YOUR OBJECTIVE
Write out the whole listing, matching it exactly.

RECORD SET
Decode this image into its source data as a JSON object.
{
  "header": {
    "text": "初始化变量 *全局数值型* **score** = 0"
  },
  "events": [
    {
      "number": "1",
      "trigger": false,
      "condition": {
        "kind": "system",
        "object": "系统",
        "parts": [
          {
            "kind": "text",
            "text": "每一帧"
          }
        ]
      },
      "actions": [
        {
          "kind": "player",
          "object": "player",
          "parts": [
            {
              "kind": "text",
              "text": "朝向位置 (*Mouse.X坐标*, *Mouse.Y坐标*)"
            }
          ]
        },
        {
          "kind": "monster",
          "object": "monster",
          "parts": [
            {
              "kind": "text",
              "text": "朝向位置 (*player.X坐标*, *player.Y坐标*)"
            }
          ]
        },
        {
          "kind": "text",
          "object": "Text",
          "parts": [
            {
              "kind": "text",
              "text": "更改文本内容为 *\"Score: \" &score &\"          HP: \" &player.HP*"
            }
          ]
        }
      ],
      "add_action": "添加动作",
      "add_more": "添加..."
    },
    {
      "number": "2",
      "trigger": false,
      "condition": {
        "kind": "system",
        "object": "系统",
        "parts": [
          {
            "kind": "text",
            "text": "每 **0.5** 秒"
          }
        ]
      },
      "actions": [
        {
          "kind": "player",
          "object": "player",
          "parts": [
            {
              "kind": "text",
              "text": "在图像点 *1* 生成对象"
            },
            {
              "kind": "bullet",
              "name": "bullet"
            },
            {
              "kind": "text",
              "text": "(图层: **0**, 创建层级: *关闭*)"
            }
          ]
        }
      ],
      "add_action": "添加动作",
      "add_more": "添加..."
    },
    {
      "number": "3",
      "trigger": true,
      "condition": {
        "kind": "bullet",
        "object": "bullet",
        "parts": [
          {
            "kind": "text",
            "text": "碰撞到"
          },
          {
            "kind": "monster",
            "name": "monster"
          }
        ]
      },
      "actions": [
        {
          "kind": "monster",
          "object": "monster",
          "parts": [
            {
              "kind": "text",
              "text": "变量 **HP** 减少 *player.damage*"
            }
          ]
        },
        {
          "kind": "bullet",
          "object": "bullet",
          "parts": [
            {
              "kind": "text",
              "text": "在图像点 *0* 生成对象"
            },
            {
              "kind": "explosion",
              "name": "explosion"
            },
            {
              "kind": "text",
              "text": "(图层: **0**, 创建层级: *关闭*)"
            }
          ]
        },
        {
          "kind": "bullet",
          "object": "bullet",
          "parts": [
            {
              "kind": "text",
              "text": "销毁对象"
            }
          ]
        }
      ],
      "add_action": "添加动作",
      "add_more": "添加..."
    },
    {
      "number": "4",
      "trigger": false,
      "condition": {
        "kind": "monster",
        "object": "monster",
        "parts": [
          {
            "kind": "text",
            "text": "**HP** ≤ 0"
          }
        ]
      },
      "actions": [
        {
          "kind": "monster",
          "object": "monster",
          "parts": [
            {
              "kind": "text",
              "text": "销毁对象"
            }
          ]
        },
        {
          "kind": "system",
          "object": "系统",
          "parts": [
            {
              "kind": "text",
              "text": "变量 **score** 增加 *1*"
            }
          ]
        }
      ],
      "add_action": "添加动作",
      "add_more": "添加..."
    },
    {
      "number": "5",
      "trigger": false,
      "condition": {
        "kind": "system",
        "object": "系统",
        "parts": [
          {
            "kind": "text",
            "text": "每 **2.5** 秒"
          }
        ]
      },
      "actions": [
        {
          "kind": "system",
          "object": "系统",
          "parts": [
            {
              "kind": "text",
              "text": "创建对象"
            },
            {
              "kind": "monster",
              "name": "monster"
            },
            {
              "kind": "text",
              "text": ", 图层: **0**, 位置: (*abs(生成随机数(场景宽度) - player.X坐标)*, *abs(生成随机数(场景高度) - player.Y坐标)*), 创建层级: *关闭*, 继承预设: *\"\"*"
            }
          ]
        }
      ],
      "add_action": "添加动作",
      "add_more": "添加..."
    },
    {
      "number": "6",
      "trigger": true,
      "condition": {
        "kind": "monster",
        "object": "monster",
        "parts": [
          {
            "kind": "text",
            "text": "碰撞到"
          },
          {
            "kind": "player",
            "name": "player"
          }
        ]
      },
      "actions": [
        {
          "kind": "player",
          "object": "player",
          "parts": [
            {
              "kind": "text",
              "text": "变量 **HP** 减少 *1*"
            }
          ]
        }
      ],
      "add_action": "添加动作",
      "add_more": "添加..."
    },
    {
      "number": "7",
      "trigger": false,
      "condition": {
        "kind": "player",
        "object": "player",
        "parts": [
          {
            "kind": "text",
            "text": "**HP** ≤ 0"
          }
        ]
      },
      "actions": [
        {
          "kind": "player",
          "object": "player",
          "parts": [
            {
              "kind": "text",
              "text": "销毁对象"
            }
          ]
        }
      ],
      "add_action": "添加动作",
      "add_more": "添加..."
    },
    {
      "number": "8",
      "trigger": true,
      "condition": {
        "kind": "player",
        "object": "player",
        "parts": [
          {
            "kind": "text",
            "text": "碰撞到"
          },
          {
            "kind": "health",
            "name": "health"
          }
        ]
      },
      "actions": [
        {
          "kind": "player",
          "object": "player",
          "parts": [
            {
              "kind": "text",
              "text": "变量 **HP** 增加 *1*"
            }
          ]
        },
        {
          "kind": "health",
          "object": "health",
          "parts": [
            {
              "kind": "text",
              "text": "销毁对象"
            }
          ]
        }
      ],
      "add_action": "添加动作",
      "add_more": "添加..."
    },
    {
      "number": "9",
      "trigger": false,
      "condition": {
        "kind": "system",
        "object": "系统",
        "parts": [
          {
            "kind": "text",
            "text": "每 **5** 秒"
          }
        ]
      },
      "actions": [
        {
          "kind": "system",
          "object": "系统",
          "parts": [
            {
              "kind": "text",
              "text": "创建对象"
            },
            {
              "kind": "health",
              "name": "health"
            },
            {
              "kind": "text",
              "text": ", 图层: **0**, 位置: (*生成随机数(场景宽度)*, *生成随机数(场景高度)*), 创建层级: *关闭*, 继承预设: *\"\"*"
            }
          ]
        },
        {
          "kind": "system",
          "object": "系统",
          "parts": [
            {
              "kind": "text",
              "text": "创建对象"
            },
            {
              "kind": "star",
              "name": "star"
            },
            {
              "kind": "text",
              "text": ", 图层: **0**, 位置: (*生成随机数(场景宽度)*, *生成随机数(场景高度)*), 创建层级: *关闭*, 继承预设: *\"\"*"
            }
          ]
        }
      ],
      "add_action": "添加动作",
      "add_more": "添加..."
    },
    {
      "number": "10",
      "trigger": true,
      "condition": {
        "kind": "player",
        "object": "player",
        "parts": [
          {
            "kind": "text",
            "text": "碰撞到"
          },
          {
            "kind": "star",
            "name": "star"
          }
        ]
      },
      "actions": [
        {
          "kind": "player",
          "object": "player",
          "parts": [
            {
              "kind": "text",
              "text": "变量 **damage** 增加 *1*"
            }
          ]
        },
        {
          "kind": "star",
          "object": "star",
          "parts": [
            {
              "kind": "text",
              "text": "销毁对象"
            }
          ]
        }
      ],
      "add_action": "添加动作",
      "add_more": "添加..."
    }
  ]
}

RESPONSE TO THIS TASK
Decode this image into its source data as a JSON object.
{
  "header": {
    "text": "初始化变量 *全局数值型* **score** = 0"
  },
  "events": [
    {
      "number": "1",
      "trigger": false,
      "condition": {
        "kind": "system",
        "object": "系统",
        "parts": [
          {
            "kind": "text",
            "text": "每一帧"
          }
        ]
      },
      "actions": [
        {
          "kind": "player",
          "object": "player",
          "parts": [
            {
              "kind": "text",
              "text": "朝向位置 (*Mouse.X坐标*, *Mouse.Y坐标*)"
            }
          ]
        },
        {
          "kind": "monster",
          "object": "monster",
          "parts": [
            {
              "kind": "text",
              "text": "朝向位置 (*player.X坐标*, *player.Y坐标*)"
            }
          ]
        },
        {
          "kind": "text",
          "object": "Text",
          "parts": [
            {
              "kind": "text",
              "text": "更改文本内容为 *\"Score: \" &score &\"          HP: \" &player.HP*"
            }
          ]
        }
      ],
      "add_action": "添加动作",
      "add_more": "添加..."
    },
    {
      "number": "2",
      "trigger": false,
      "condition": {
        "kind": "system",
        "object": "系统",
        "parts": [
          {
            "kind": "text",
            "text": "每 **0.5** 秒"
          }
        ]
      },
      "actions": [
        {
          "kind": "player",
          "object": "player",
          "parts": [
            {
              "kind": "text",
              "text": "在图像点 *1* 生成对象"
            },
            {
              "kind": "bullet",
              "name": "bullet"
            },
            {
              "kind": "text",
              "text": "(图层: **0**, 创建层级: *关闭*)"
            }
          ]
        }
      ],
      "add_action": "添加动作",
      "add_more": "添加..."
    },
    {
      "number": "3",
      "trigger": true,
      "condition": {
        "kind": "bullet",
        "object": "bullet",
        "parts": [
          {
            "kind": "text",
            "text": "碰撞到"
          },
          {
            "kind": "monster",
            "name": "monster"
          }
        ]
      },
      "actions": [
        {
          "kind": "monster",
          "object": "monster",
          "parts": [
            {
              "kind": "text",
              "text": "变量 **HP** 减少 *player.damage*"
            }
          ]
        },
        {
          "kind": "bullet",
          "object": "bullet",
          "parts": [
            {
              "kind": "text",
              "text": "在图像点 *0* 生成对象"
            },
            {
              "kind": "explosion",
              "name": "explosion"
            },
            {
              "kind": "text",
              "text": "(图层: **0**, 创建层级: *关闭*)"
            }
          ]
        },
        {
          "kind": "bullet",
          "object": "bullet",
          "parts": [
            {
              "kind": "text",
              "text": "销毁对象"
            }
          ]
        }
      ],
      "add_action": "添加动作",
      "add_more": "添加..."
    },
    {
      "number": "4",
      "trigger": false,
      "condition": {
        "kind": "monster",
        "object": "monster",
        "parts": [
          {
            "kind": "text",
            "text": "**HP** ≤ 0"
          }
        ]
      },
      "actions": [
        {
          "kind": "monster",
          "object": "monster",
          "parts": [
            {
              "kind": "text",
              "text": "销毁对象"
            }
          ]
        },
        {
          "kind": "system",
          "object": "系统",
          "parts": [
            {
              "kind": "text",
              "text": "变量 **score** 增加 *1*"
            }
          ]
        }
      ],
      "add_action": "添加动作",
      "add_more": "添加..."
    },
    {
      "number": "5",
      "trigger": false,
      "condition": {
        "kind": "system",
        "object": "系统",
        "parts": [
          {
            "kind": "text",
            "text": "每 **2.5** 秒"
          }
        ]
      },
      "actions": [
        {
          "kind": "system",
          "object": "系统",
          "parts": [
            {
              "kind": "text",
              "text": "创建对象"
            },
            {
              "kind": "monster",
              "name": "monster"
            },
            {
              "kind": "text",
              "text": ", 图层: **0**, 位置: (*abs(生成随机数(场景宽度) - player.X坐标)*, *abs(生成随机数(场景高度) - player.Y坐标)*), 创建层级: *关闭*, 继承预设: *\"\"*"
            }
          ]
        }
      ],
      "add_action": "添加动作",
      "add_more": "添加..."
    },
    {
      "number": "6",
      "trigger": true,
      "condition": {
        "kind": "monster",
        "object": "monster",
        "parts": [
          {
            "kind": "text",
            "text": "碰撞到"
          },
          {
            "kind": "player",
            "name": "player"
          }
        ]
      },
      "actions": [
        {
          "kind": "player",
          "object": "player",
          "parts": [
            {
              "kind": "text",
              "text": "变量 **HP** 减少 *1*"
            }
          ]
        }
      ],
      "add_action": "添加动作",
      "add_more": "添加..."
    },
    {
      "number": "7",
      "trigger": false,
      "condition": {
        "kind": "player",
        "object": "player",
        "parts": [
          {
            "kind": "text",
            "text": "**HP** ≤ 0"
          }
        ]
      },
      "actions": [
        {
          "kind": "player",
          "object": "player",
          "parts": [
            {
              "kind": "text",
              "text": "销毁对象"
            }
          ]
        }
      ],
      "add_action": "添加动作",
      "add_more": "添加..."
    },
    {
      "number": "8",
      "trigger": true,
      "condition": {
        "kind": "player",
        "object": "player",
        "parts": [
          {
            "kind": "text",
            "text": "碰撞到"
          },
          {
            "kind": "health",
            "name": "health"
          }
        ]
      },
      "actions": [
        {
          "kind": "player",
          "object": "player",
          "parts": [
            {
              "kind": "text",
              "text": "变量 **HP** 增加 *1*"
            }
          ]
        },
        {
          "kind": "health",
          "object": "health",
          "parts": [
            {
              "kind": "text",
              "text": "销毁对象"
            }
          ]
        }
      ],
      "add_action": "添加动作",
      "add_more": "添加..."
    },
    {
      "number": "9",
      "trigger": false,
      "condition": {
        "kind": "system",
        "object": "系统",
        "parts": [
          {
            "kind": "text",
            "text": "每 **5** 秒"
          }
        ]
      },
      "actions": [
        {
          "kind": "system",
          "object": "系统",
          "parts": [
            {
              "kind": "text",
              "text": "创建对象"
            },
            {
              "kind": "health",
              "name": "health"
            },
            {
              "kind": "text",
              "text": ", 图层: **0**, 位置: (*生成随机数(场景宽度)*, *生成随机数(场景高度)*), 创建层级: *关闭*, 继承预设: *\"\"*"
            }
          ]
        },
        {
          "kind": "system",
          "object": "系统",
          "parts": [
            {
              "kind": "text",
              "text": "创建对象"
            },
            {
              "kind": "star",
              "name": "star"
            },
            {
              "kind": "text",
              "text": ", 图层: **0**, 位置: (*生成随机数(场景宽度)*, *生成随机数(场景高度)*), 创建层级: *关闭*, 继承预设: *\"\"*"
            }
          ]
        }
      ],
      "add_action": "添加动作",
      "add_more": "添加..."
    },
    {
      "number": "10",
      "trigger": true,
      "condition": {
        "kind": "player",
        "object": "player",
        "parts": [
          {
            "kind": "text",
            "text": "碰撞到"
          },
          {
            "kind": "star",
            "name": "star"
          }
        ]
      },
      "actions": [
        {
          "kind": "player",
          "object": "player",
          "parts": [
            {
              "kind": "text",
              "text": "变量 **damage** 增加 *1*"
            }
          ]
        },
        {
          "kind": "star",
          "object": "star",
          "parts": [
            {
              "kind": "text",
              "text": "销毁对象"
            }
          ]
        }
      ],
      "add_action": "添加动作",
      "add_more": "添加..."
    }
  ]
}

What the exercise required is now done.